[Assigned task] Across the entries below, tally every line that holds the string "title" and reply with the number only.

Data records:
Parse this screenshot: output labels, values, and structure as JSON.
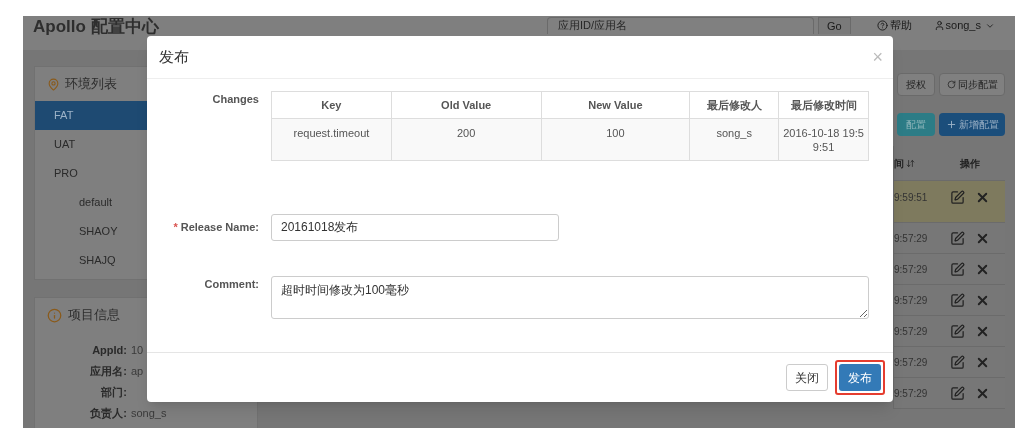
{
  "header": {
    "title": "Apollo 配置中心",
    "search": {
      "placeholder": "应用ID/应用名"
    },
    "go_button": "Go",
    "help": "帮助",
    "user": "song_s"
  },
  "env_panel": {
    "title": "环境列表",
    "items": [
      {
        "label": "FAT",
        "selected": true
      },
      {
        "label": "UAT",
        "selected": false
      },
      {
        "label": "PRO",
        "selected": false,
        "children": [
          {
            "label": "default",
            "selected": false
          },
          {
            "label": "SHAOY",
            "selected": false
          },
          {
            "label": "SHAJQ",
            "selected": false
          }
        ]
      }
    ]
  },
  "project_panel": {
    "title": "项目信息",
    "rows": [
      {
        "label": "AppId:",
        "value": "10"
      },
      {
        "label": "应用名:",
        "value": "ap"
      },
      {
        "label": "部门:"
      },
      {
        "label": "负责人:",
        "value": "song_s"
      }
    ]
  },
  "config_toolbar": {
    "buttons": [
      {
        "label": "授权",
        "kind": "plain"
      },
      {
        "label": "同步配置",
        "kind": "sync"
      },
      {
        "label": "配置",
        "kind": "teal"
      },
      {
        "label": "新增配置",
        "kind": "add"
      }
    ]
  },
  "config_table": {
    "columns": [
      "间",
      "操作"
    ],
    "rows": [
      {
        "time": "9:59:51",
        "highlighted": true
      },
      {
        "time": "9:57:29",
        "highlighted": false
      },
      {
        "time": "9:57:29",
        "highlighted": false
      },
      {
        "time": "9:57:29",
        "highlighted": false
      },
      {
        "time": "9:57:29",
        "highlighted": false
      },
      {
        "time": "9:57:29",
        "highlighted": false
      },
      {
        "time": "9:57:29",
        "highlighted": false
      }
    ]
  },
  "dialog": {
    "title": "发布",
    "close": "×",
    "changes_label": "Changes",
    "changes_table": {
      "columns": [
        "Key",
        "Old Value",
        "New Value",
        "最后修改人",
        "最后修改时间"
      ],
      "rows": [
        [
          "request.timeout",
          "200",
          "100",
          "song_s",
          "2016-10-18 19:59:51"
        ]
      ]
    },
    "release_name": {
      "label": "Release Name:",
      "required_mark": "*",
      "value": "20161018发布"
    },
    "comment": {
      "label": "Comment:",
      "value": "超时时间修改为100毫秒"
    },
    "buttons": [
      {
        "label": "关闭",
        "kind": "default",
        "highlighted": false
      },
      {
        "label": "发布",
        "kind": "primary",
        "highlighted": true
      }
    ]
  }
}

[Solution for this problem] 4